Douglas J. Feith, who served as the Under Secretary of Defense for Policy for United States for President George W. Bush, and now a senior fellow at the Hudson Institute, writes that if Vladimir Putin's gamble works in Ukraine, the Russian leader might be tempted to directly take on the Baltic states, and 'perceive a rare opportunity to wreck NATO.'
In a piece in Tuesday's Wall Street Journal, Feith said that the challenge for U.S. President Barack Obama is to head this possibily off, one that could lead to war in Europe.
Putin, he suggests, could use the same playbook as he has in Ukraine, by claiming danger to ethnic Russians in one of the Baltic states and intervening to protect them.
When Boris Yeltsin, the head of the Soviet Union's Russian republic, declared Russia's independence in 1991, he did so in an agreement with the heads of the the USSR's Ukrainian and Belorussian republics. Signed on Dec. 8 of that year, the Minsk accord specified that the U.S.S.R. "as a subject of international law and geopolitical reality no longer exists." It was important for Ukraine and Belarus that Russia formally renounced any claims to Soviet territory outside Russia, Feith said.
Putin, however, ignores those legalisms. Putin, Feith believes, is determined to reconstitute the Russian empire: "In an April 2005 speech in Russia, Mr. Putin said that 'the demise of the Soviet Union was the greatest geopolitical catastrophe of the century' — a century, it bears noting, rife with catastrophe, especially for the Soviets. Mr. Putin added that the (Soviet) disintegration was a "genuine tragedy" for the Russian people in that 'tens of millions of our fellow citizens and countrymen found themselves beyond the fringes of Russian territory.' "
The invasion and occupation of Georgian territory in 2008 came without a substantial cost for Russia. The Ukraine is "even bolder challenge to the post-Soviet order," Feith writes, one which resolve in the Western world seems lacking, and allowing him to cow his neighbors:
"Western officials may persuade themselves that they have no good options in Ukraine — that they cannot counter Russia there or even impose consequential penalties.
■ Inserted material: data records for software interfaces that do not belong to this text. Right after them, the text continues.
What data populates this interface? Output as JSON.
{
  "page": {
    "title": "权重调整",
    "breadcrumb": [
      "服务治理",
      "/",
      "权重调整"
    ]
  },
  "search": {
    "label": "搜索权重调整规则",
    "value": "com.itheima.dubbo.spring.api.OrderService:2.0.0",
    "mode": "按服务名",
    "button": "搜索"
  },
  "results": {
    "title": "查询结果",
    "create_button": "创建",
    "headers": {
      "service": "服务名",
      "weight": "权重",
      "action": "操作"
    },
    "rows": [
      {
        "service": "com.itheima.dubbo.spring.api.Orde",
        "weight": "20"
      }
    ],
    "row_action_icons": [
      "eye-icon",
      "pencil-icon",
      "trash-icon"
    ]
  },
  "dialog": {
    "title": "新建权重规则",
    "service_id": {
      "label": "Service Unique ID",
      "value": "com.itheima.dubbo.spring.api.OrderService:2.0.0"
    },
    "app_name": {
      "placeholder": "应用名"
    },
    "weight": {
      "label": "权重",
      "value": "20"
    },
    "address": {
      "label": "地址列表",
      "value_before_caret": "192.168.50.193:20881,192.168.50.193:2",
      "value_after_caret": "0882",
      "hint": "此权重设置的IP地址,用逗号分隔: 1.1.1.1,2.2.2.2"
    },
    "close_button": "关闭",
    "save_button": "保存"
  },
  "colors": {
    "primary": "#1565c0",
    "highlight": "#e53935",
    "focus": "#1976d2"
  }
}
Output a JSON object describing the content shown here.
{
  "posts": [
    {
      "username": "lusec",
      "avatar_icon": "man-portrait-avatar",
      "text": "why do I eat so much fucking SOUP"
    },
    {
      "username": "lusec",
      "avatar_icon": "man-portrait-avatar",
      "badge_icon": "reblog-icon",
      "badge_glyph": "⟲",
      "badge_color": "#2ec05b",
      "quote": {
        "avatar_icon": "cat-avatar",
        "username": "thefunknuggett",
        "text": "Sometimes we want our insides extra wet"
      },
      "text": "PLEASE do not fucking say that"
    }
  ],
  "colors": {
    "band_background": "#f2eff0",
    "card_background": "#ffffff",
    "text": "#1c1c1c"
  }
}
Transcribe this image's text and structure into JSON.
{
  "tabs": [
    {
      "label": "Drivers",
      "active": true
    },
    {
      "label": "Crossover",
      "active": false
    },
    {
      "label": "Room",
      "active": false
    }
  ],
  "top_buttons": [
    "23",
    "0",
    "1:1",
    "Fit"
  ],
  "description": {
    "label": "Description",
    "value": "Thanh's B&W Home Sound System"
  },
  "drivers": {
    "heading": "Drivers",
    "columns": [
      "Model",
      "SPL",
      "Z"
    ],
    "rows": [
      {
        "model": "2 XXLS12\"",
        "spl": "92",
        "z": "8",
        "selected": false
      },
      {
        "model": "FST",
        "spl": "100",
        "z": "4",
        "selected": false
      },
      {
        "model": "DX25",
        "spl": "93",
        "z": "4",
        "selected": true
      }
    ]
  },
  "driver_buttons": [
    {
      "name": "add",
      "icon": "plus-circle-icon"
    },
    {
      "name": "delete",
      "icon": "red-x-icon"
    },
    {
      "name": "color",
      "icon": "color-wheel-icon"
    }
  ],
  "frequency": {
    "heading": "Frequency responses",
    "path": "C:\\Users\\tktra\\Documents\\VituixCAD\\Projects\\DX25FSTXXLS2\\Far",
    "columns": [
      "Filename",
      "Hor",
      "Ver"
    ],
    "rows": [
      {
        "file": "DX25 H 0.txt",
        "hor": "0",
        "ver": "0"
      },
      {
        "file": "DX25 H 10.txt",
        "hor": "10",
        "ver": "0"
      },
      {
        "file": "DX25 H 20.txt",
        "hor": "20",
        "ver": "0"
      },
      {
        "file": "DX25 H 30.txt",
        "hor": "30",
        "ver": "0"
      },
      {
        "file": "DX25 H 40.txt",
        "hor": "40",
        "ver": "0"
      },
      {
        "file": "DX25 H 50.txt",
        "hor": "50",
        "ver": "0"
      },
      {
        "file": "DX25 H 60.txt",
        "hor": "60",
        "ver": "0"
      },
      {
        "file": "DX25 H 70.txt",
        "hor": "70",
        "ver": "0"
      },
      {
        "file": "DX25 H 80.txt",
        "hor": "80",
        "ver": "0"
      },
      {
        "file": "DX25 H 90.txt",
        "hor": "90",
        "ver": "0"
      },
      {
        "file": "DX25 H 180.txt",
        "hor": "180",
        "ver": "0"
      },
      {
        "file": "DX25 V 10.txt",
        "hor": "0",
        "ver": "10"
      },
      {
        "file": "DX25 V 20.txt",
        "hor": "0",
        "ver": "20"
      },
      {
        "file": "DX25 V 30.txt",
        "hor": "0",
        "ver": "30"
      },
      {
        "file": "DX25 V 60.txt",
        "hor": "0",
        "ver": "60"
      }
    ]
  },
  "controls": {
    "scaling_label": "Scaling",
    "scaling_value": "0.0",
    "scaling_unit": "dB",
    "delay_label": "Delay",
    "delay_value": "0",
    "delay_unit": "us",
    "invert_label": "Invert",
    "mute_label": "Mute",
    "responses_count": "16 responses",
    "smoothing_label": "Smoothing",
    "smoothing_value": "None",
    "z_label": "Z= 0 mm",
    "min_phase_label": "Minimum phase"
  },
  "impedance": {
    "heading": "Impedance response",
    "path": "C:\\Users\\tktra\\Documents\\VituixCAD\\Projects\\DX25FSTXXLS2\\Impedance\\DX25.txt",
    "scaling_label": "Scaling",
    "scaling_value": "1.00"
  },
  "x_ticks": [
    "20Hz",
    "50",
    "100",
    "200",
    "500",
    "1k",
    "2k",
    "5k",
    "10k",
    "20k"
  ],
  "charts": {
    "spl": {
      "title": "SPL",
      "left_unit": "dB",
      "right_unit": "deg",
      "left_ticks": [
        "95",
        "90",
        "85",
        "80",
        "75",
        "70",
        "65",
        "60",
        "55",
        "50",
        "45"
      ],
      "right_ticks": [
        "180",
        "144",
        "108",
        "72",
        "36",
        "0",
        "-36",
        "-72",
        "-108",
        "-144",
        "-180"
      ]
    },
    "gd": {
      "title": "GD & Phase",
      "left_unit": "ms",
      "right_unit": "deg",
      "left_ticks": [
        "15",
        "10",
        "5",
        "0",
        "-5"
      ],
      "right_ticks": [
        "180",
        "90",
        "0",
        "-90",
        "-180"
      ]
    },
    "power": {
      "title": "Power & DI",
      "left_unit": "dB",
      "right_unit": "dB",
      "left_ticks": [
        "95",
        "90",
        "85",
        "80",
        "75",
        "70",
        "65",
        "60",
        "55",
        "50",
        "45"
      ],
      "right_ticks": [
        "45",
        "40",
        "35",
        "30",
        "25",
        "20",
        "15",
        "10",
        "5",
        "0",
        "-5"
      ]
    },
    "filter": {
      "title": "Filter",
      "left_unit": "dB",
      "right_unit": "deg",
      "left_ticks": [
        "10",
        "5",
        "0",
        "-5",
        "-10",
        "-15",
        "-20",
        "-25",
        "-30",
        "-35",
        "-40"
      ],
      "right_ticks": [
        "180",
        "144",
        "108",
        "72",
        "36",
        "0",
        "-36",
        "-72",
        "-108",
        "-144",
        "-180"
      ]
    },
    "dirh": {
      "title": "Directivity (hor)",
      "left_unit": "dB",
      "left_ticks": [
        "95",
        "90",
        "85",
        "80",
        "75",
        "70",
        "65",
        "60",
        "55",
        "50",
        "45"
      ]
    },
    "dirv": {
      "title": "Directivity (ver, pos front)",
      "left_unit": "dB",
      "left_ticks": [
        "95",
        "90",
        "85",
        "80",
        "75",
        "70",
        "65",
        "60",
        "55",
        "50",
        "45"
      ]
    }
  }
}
If they do so persuade themselves, might they not come to the same conclusion even if Mr. Putin's next target is one of the Baltic states? The Russian leader could perceive a rare opportunity to wreck NATO," Feith writes.
"With a victory in Ukraine under his belt, Mr. Putin might manufacture grounds for a Russian military intervention to protect the ethnic Russians in Latvia. They could be for him what Czechoslovakia's Sudeten Germans were for Hitler in 1938: a pretext for aggression. If Mr. Putin thinks NATO is bluffing when it says it will defend the Baltic states, he may call that bluff. If he's right, he could destroy NATO without war, the very alliance that destroyed the Soviet Union without war. Nice.
"But President Putin may miscalculate in thinking that the NATO allies, because they didn't fight for Ukraine, won't fight for Latvia. Those allies may defend Latvia precisely because it's a formal member of the alliance. It's not in NATO's interest that Mr. Putin would misinterpret their indifference to his Ukraine incursion and make such a mistake," Feith writes.
"Will President Obama and other NATO leaders find ways to impose significant costs on Russia for aggression in Ukraine? Will they shore up NATO's credibility regarding the sovereignty of the Baltic states and the former Warsaw Pact countries? Staying home from the next G-8 economic meeting, planned for Sochi in June, won't suffice. The stakes are huge and extend far beyond Ukraine."